I don’t want to put words in Izgad’s mouth, and I welcome his correction if I am wrong, but he seems to be criticizing the minimum wage and anti-discrimination laws. What I’m reading here is that businesses have a right to pay what they want, to whom they want, provided the employees agree to the wage (which they do by working).

Izgad is defining liberty in a libertarian manner, one that focuses on the government as an agent of force. I guess what I’m suggesting is that freedom can also mean having choices. When a person is deprived of opportunity because he’s African-American, then his choices are being restricted, as he is hindered from pursuing his full potential. When a worker’s only two options are to work for a low wage or to starve, is that really a legitimate choice? Sure, I guess that there technically is liberty, since the government isn’t interfering, but are people truly free in this sort of set-up? Conservatives have said that the government needs to get off people’s backs so they can pursue their full potential, but can all people actually do this in a laissezfaire society?

Of course, libertarians probably have good answers to my concerns, e.g., the government encourages monopoly and hinders competition. That should certainly be on the table, since the narratives we’re used to may not be telling us the full story.

Anyway, that’s all for today. I hope I haven’t offended anybody! Just remember that I am somewhat of a “conservative by pragmatism” myself, so I’m not using that term as an insult.

Have a good day!

About jamesbradfordpate

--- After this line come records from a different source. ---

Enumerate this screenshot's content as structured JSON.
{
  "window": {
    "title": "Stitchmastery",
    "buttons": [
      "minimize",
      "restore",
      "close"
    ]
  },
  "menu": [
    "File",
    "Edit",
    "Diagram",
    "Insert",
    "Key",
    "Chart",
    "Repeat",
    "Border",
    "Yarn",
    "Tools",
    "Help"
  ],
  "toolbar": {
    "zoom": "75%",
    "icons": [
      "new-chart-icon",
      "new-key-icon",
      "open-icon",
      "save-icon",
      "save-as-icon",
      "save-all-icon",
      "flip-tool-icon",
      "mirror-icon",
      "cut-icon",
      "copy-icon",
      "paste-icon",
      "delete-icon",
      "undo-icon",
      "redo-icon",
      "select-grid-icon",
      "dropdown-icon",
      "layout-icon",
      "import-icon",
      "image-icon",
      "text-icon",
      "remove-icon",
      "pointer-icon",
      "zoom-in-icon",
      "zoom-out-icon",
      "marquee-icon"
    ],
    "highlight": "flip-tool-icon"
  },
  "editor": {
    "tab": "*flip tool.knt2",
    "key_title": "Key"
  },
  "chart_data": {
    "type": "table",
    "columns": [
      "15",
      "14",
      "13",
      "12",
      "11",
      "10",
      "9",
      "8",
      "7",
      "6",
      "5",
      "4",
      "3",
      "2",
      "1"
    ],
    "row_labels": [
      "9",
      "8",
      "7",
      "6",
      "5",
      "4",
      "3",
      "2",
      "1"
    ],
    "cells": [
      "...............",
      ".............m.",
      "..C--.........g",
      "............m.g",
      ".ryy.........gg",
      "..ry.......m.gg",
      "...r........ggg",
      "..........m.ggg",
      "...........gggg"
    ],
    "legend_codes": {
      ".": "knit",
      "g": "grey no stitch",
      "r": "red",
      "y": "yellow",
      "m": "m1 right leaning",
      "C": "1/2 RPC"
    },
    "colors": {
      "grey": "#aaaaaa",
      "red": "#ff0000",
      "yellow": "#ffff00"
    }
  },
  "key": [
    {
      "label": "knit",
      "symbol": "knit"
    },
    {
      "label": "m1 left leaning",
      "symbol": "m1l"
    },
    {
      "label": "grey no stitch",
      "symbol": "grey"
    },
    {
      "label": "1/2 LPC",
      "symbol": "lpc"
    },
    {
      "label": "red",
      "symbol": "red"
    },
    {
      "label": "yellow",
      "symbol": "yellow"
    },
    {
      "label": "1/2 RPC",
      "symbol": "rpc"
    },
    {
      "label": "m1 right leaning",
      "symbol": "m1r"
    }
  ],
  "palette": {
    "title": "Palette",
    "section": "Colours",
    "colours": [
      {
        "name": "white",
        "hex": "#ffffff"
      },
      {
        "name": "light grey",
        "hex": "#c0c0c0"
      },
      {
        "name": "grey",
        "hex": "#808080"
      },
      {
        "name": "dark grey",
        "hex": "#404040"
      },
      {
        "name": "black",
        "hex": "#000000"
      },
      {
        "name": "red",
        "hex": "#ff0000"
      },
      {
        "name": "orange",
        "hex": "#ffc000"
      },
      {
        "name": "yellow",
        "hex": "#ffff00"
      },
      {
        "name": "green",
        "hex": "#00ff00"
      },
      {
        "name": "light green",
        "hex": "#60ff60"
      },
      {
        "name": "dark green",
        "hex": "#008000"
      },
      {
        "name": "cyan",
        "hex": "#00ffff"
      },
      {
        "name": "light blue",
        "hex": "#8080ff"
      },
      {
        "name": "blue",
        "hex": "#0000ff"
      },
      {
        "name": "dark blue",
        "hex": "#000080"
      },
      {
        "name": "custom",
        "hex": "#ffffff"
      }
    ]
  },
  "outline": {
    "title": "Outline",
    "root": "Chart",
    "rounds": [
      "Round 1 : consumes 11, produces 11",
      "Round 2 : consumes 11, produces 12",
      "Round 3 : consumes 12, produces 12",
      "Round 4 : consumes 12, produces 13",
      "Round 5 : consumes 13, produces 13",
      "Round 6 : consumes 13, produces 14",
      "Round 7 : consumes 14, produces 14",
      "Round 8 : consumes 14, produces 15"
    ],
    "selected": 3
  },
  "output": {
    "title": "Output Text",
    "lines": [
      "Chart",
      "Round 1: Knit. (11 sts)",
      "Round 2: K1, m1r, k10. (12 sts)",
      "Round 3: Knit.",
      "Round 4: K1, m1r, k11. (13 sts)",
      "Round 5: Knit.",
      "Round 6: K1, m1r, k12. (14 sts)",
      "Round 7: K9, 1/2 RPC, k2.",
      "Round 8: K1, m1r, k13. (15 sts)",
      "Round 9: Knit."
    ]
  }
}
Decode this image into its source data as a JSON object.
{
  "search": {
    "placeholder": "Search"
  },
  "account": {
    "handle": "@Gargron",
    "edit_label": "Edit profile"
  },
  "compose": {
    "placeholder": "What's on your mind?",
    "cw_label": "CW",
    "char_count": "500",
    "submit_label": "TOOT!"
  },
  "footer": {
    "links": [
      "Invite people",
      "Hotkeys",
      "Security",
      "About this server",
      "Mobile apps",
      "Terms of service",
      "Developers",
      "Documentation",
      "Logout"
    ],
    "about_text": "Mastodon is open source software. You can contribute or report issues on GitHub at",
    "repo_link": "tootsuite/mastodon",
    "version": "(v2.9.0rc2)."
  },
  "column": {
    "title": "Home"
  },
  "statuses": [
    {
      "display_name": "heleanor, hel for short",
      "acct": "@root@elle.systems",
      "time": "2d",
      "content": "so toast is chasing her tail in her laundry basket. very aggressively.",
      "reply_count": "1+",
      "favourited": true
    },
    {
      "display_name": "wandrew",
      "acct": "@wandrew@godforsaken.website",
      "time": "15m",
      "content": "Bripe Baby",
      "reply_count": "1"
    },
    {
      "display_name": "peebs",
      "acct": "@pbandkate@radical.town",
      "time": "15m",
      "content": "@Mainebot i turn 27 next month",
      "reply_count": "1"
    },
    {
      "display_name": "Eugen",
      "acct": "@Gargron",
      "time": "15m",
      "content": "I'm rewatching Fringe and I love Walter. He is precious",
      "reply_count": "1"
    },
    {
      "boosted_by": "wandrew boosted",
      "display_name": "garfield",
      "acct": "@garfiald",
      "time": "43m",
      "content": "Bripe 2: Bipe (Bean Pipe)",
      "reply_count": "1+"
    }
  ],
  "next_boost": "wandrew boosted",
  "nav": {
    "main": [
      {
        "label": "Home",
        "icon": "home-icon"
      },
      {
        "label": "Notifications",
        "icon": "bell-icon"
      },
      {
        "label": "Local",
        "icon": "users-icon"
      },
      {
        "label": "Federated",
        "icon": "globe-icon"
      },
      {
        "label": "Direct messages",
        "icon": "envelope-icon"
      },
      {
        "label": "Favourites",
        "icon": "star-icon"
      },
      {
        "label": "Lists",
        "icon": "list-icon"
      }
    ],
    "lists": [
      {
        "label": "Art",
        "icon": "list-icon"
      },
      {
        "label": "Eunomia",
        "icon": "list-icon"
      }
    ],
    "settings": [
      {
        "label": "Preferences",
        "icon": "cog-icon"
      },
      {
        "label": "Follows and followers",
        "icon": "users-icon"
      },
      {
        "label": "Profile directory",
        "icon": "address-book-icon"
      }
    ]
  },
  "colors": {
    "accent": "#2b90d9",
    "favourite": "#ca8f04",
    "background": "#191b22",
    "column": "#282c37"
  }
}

My name is James Pate. This blog is about my journey. I read books. I watch movies and TV shows. I go to church. I try to find meaning. And, when I can’t do that, I just talk about stuff that I find interesting. I have degrees in fields of religious studies. I have an M.Phil. in the History of Biblical Interpretation from Hebrew Union College in Cincinnati, Ohio. I also have an M.A. in Hebrew Bible from Jewish Theological Seminary, an M.Div. from Harvard Divinity School, and a B.A. from DePauw University.
This entry was posted in Political Philosophy, Politics, Television, Waltons. Bookmark the permalink.